Page and application data records:
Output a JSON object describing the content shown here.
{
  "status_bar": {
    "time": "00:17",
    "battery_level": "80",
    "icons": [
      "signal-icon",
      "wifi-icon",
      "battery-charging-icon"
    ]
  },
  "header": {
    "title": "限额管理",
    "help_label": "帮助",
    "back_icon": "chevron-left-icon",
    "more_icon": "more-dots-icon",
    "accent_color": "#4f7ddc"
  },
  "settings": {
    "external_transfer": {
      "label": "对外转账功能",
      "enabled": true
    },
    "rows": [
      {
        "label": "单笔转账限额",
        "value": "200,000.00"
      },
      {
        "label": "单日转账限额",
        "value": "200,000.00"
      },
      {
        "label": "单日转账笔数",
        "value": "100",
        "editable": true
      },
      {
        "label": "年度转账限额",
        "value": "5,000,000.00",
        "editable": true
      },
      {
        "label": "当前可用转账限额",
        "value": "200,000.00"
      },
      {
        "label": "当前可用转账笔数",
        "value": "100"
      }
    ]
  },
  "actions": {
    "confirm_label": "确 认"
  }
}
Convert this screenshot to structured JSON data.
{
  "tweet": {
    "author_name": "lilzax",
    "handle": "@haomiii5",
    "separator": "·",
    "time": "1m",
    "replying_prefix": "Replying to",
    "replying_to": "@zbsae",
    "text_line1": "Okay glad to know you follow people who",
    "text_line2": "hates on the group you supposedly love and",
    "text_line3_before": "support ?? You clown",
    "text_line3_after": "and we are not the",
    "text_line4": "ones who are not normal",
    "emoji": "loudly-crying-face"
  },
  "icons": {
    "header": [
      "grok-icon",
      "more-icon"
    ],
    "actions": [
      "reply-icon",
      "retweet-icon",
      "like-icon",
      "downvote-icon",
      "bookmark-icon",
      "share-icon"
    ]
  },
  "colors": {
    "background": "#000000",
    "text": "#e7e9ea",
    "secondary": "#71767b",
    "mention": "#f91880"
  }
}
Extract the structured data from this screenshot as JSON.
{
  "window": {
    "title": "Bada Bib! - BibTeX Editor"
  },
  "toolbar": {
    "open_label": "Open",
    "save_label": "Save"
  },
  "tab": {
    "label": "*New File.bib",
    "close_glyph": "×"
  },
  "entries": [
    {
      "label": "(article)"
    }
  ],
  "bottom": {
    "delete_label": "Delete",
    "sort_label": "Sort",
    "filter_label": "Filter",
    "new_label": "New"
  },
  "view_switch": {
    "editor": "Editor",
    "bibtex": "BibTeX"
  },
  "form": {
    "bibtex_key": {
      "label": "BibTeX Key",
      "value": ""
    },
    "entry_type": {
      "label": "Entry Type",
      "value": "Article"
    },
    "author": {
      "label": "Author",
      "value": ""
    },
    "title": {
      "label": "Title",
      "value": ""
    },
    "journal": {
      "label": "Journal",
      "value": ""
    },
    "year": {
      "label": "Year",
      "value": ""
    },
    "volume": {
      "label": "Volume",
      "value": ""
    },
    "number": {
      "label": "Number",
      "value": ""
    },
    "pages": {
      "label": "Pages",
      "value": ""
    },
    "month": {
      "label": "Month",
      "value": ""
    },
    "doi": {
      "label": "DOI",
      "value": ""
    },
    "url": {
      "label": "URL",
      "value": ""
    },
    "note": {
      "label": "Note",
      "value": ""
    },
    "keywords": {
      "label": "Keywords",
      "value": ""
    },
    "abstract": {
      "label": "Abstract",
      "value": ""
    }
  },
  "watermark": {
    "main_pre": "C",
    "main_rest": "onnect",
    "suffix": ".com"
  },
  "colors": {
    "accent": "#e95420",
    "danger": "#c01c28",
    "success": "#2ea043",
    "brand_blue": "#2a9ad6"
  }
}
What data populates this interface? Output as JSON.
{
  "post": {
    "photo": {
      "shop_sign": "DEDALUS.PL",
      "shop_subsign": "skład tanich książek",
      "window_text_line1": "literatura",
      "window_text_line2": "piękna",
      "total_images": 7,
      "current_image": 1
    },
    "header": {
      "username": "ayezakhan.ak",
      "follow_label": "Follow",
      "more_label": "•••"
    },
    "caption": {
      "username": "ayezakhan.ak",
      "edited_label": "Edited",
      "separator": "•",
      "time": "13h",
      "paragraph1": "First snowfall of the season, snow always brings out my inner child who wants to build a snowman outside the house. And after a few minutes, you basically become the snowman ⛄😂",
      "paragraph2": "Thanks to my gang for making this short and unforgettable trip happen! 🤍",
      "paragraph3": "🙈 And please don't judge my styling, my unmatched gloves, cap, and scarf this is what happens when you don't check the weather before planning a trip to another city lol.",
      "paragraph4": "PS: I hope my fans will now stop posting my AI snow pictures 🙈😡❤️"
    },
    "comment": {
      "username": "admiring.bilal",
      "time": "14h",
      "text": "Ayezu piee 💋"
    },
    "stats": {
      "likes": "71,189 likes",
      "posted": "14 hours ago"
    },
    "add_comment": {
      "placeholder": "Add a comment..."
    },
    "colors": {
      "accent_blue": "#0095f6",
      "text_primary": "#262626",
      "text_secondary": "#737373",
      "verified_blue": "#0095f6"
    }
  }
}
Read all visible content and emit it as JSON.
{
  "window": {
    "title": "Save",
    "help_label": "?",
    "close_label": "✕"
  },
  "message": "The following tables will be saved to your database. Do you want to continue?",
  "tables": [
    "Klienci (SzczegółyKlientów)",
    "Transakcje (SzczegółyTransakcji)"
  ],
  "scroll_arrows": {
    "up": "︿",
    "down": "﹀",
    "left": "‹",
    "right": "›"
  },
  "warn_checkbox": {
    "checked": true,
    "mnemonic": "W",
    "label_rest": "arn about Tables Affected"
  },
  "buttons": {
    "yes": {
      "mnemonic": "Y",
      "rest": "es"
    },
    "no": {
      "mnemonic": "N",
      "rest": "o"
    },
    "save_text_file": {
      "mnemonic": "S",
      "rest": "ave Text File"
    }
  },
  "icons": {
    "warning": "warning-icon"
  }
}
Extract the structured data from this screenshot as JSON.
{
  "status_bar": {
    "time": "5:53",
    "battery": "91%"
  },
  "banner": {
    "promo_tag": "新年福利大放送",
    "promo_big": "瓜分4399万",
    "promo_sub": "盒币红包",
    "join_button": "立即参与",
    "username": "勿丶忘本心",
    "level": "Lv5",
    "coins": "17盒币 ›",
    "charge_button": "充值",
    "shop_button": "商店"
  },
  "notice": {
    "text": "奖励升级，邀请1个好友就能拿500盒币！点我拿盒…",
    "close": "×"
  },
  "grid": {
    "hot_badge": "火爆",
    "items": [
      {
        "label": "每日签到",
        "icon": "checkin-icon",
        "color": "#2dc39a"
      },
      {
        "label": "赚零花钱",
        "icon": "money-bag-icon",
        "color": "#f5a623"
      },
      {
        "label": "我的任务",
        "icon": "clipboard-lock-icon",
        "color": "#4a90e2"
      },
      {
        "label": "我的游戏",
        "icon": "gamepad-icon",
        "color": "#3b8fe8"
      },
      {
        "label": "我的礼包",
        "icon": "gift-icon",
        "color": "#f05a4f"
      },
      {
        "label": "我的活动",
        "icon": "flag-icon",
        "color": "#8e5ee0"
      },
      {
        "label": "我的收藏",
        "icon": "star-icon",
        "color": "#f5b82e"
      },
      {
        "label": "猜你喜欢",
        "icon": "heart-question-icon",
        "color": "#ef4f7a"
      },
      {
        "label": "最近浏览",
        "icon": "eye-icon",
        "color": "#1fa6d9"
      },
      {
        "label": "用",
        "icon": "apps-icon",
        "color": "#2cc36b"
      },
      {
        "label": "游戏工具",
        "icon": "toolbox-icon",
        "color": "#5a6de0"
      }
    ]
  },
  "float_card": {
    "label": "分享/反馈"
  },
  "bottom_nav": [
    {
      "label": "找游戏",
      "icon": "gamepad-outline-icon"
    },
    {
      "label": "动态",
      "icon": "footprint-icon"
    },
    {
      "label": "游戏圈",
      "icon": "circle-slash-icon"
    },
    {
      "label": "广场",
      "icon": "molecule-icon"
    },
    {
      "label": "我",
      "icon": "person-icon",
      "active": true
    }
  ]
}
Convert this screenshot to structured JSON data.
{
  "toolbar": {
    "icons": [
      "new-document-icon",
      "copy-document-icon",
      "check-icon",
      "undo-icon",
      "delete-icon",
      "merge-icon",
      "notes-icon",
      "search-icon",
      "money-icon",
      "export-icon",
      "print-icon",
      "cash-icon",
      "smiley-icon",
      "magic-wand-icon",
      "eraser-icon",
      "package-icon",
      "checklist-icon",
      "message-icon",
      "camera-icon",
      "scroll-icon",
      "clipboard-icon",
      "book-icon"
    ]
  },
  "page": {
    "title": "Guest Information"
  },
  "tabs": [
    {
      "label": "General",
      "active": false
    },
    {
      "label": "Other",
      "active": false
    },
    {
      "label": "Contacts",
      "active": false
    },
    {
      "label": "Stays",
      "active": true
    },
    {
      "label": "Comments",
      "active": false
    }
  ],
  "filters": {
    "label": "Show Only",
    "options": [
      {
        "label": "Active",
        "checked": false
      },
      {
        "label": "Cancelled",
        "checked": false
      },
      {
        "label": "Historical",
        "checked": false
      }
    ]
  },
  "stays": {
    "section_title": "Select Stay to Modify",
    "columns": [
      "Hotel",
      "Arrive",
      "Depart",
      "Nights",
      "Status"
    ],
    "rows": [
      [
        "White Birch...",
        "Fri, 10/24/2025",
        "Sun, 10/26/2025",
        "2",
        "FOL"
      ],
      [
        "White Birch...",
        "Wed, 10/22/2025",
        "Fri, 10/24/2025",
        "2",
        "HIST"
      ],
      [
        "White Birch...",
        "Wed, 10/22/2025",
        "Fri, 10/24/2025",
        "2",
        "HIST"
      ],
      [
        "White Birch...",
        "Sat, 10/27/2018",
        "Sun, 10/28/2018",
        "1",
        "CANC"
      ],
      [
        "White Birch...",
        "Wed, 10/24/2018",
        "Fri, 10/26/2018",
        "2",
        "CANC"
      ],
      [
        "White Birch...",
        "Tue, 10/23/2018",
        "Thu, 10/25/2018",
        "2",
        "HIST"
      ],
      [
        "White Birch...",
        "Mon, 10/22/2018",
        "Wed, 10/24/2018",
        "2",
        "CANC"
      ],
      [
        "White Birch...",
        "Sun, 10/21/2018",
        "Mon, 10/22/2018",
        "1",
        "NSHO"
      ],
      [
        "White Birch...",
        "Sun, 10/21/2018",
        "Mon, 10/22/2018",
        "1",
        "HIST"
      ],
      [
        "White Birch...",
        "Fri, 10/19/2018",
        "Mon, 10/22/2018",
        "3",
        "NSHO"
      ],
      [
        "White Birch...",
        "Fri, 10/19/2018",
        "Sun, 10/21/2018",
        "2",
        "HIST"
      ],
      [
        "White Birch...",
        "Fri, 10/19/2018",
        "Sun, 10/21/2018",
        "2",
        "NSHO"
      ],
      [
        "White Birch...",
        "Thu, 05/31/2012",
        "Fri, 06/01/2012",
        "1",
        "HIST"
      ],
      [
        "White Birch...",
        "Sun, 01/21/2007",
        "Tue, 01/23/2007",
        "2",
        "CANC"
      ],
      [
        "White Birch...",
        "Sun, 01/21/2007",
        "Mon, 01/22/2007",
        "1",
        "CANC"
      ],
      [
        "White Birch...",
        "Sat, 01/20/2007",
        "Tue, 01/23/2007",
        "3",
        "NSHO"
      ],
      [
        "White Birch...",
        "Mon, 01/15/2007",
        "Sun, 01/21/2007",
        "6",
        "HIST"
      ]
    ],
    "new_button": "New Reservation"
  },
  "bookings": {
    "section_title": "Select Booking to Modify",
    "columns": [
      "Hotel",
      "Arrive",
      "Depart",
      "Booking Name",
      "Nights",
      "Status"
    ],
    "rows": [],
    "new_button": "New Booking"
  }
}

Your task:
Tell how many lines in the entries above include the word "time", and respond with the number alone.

Written solution:
5